Right smack in the middle of this economic melee appears Mr. W.D. Fard also known as “Master Fard Muhammad”. In 1930, he worked as a door to door seller of silks and African artifacts. Mr. Fard must have had tremendous faith in the viability of his products to attempt selling them to the poorest people in the most deprived neighborhoods during a major economic depression. W. D. Fard also had another agenda. As he would go from poor home to poorer home, he would also tell the people stories relating to what he called the black man’s “true” history and culture.
Mr. Fard was a member of the Ahmadiyya Anjuman community of Muslims that were popular throughout the African American communities of cities like Detroit, Chicago, and Newark at that time.
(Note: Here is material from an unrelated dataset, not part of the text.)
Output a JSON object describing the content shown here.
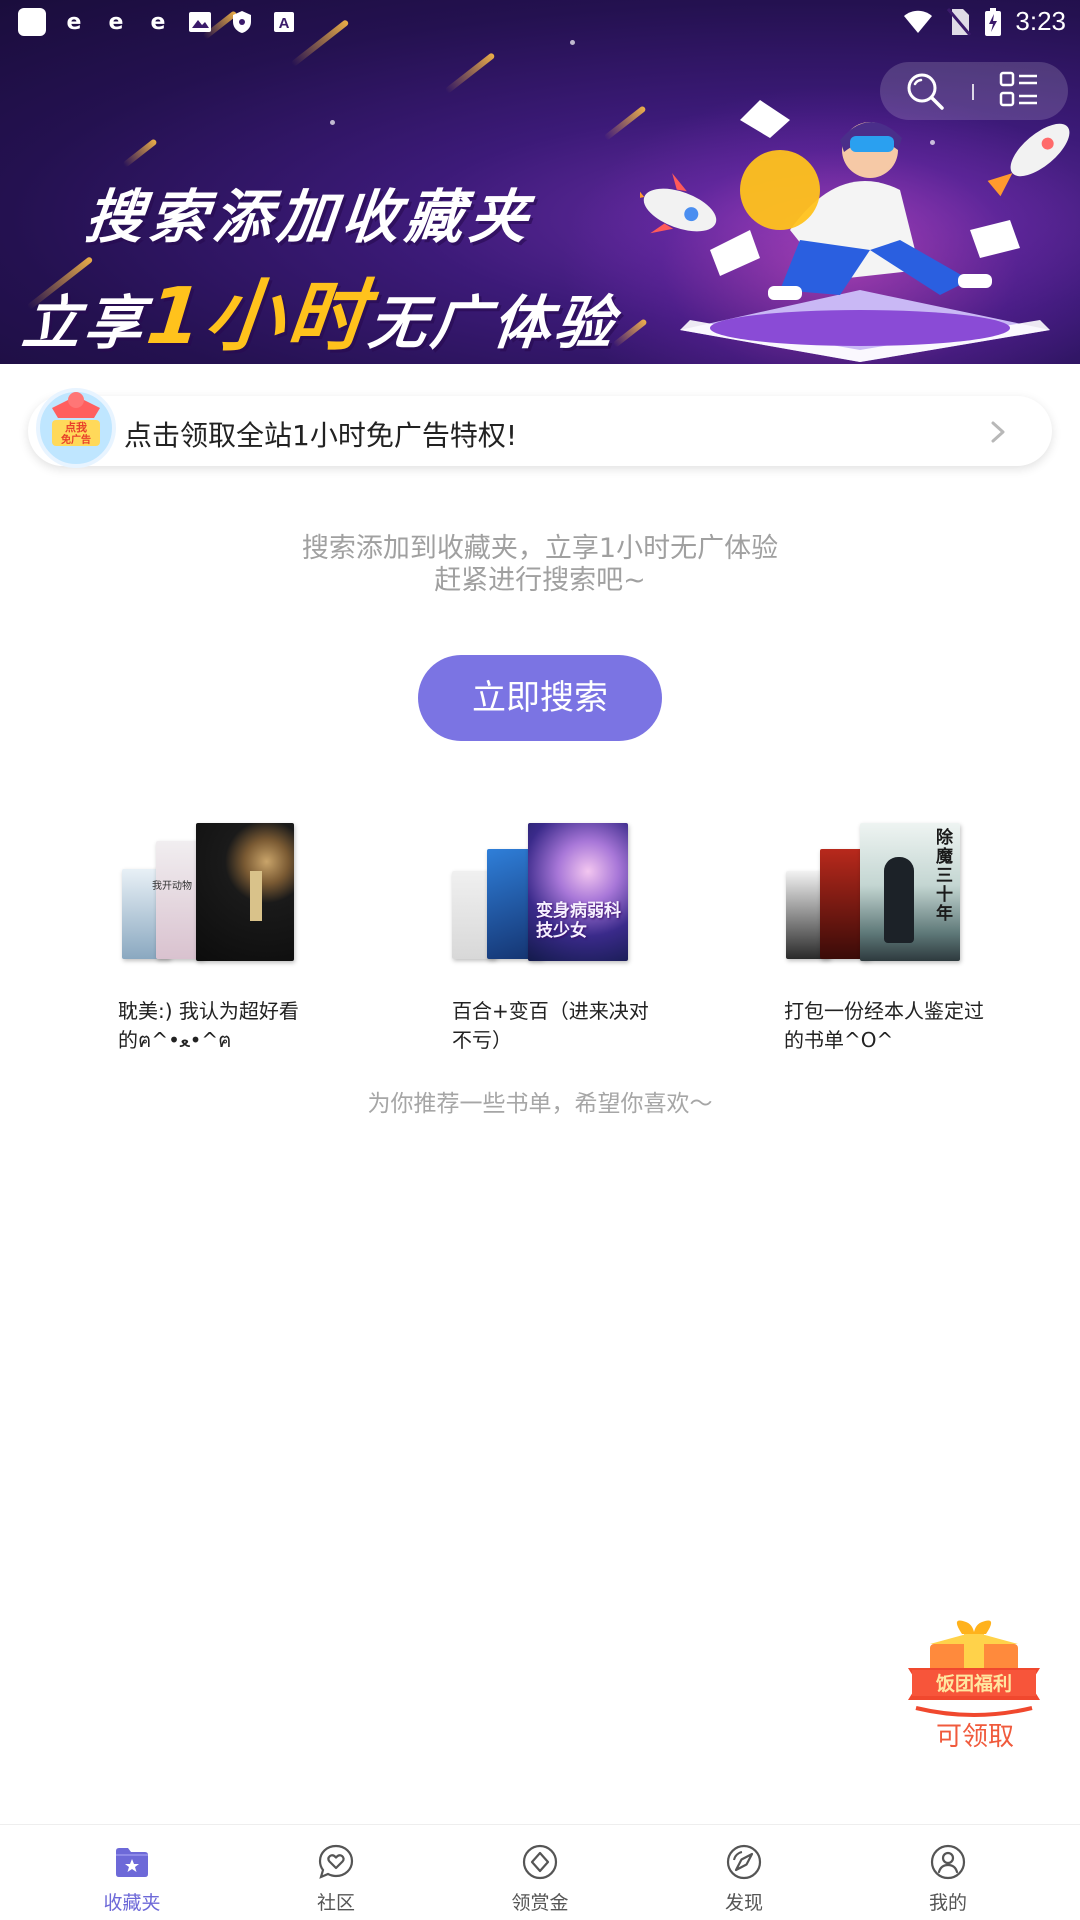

Although there were “Sunni” Muslims in these cities also, many of them feared deportation or even death at the hands of the U.S. government for espousing the religion of Islam in public.
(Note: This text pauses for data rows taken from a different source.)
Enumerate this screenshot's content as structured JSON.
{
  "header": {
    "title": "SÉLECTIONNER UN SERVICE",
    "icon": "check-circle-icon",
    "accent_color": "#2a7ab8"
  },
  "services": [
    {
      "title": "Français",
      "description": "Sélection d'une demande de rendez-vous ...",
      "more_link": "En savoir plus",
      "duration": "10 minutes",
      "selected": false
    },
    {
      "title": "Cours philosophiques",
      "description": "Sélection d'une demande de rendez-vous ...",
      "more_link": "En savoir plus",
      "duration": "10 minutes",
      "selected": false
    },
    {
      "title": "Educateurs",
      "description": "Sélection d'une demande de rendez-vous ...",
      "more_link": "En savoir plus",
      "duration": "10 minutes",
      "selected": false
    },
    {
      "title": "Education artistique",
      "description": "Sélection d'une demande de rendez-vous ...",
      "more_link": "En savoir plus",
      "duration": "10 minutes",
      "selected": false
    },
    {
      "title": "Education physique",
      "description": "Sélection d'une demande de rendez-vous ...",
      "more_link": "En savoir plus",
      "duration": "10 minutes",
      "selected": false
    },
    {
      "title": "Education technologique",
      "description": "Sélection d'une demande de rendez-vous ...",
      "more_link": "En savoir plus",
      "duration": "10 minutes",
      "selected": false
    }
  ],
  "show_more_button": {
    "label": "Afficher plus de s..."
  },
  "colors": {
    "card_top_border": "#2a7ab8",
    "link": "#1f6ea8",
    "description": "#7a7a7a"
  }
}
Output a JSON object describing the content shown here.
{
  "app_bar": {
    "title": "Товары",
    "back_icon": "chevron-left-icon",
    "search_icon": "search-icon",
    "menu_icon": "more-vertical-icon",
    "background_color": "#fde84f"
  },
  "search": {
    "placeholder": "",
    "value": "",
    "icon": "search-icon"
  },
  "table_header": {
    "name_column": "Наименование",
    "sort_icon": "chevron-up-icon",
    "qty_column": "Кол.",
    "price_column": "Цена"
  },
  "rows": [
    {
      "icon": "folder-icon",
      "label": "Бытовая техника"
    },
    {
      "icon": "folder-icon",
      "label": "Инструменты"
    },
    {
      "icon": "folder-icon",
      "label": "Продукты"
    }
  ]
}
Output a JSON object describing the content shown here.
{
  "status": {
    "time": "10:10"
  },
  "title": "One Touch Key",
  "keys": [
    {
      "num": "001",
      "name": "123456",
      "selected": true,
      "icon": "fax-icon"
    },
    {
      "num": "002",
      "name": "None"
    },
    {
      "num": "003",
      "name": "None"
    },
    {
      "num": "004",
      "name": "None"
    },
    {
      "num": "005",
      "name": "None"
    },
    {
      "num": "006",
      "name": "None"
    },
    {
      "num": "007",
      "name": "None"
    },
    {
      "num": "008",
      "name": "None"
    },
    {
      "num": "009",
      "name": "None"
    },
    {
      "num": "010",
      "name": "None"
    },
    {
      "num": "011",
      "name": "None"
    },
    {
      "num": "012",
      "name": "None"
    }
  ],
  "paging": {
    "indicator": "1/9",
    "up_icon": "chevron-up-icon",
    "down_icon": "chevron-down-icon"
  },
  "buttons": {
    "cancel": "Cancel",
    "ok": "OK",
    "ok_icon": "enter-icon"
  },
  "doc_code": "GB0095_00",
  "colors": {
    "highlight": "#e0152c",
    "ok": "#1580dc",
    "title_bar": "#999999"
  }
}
Although most traditional Muslims consider Ahmadiyya Muslims to be outside the fold of “true” Islam, it was Ahmadiyya Muslims, on the most part, who were bold enough to set up shop and teach throughout the ghettos of America back then. In any case, Mr. Fard’s goals for the African American community were obviously bigger than even his interest in Ahmadiyya ideology because, except for the English language translation of the Qur’an by the popular Ahmadiyya translator Maulana Muhammad Ali, he chose not to leave any noticeable vestiges of Ahmadiyyah thought in the teachings passed on to the man who would later become Elijah Muhammad.
Although Elijah’s father, William Poole, was a popular Baptist preacher, Elijah had serious problems with the way Christianity was being presented and accepted in the black community. There were so many unanswered questions in Elijah’s mind, when it came to Christianity’s explanations of events in history among other things. Although he was a very poor reader, Elijah struggled through the pages of the Bible for himself (with help from his older sister, Annie) and was at odds with many of the interpretations that were given of people and concepts in his Holy Book. Oft-times he would verbally disagree with and challenge his father’s Biblical analysis, but never in a disrespectful or insulting way.
Clara Poole was the first to hear the enigmatic teachings of Mr. Fard when she was invited by a girlfriend of hers to hear him at a local residence. Clara enthusiastically brought the message back to her husband. The things that she shared with Elijah from Mr. Fard’s presentation actually gelled with some of the conclusions Elijah had drawn from his study of the Bible. He immediately decided to attend the very next meeting. After attending, Elijah became a devout student of Mr. Fard’s and was under his direct tutelage for the next 3 ½ years. Mr. Fard changed Elijah’s surname to “Kareem” and Elijah himself changed it finally to “Mohammed” (later to be spelt “Muhammad”). The rest would become history.
Mr. Fard taught from information that he had compiled into a series of booklets called “English Lessons”. However, he told Elijah Muhammad and his wife Clara Muhammad, that they were to produce children who would be taught from the Muslim Holy Book called the Qur’an and that those children would be taught that Book in its original language of Arabic (Arabiyya). He asked specifically that they name the child whom Clara was pregnant with at the time (in 1933), after his first name and initial which was “Wallace D.” This child grew to be our leader, Imam Wallace (Warith) D. Mohammed. He was the first child born in his family with the name “Mohammed” on his birth certificate. Only Elijah and Clara’s next and youngest child, Akbar, shares that same distinction.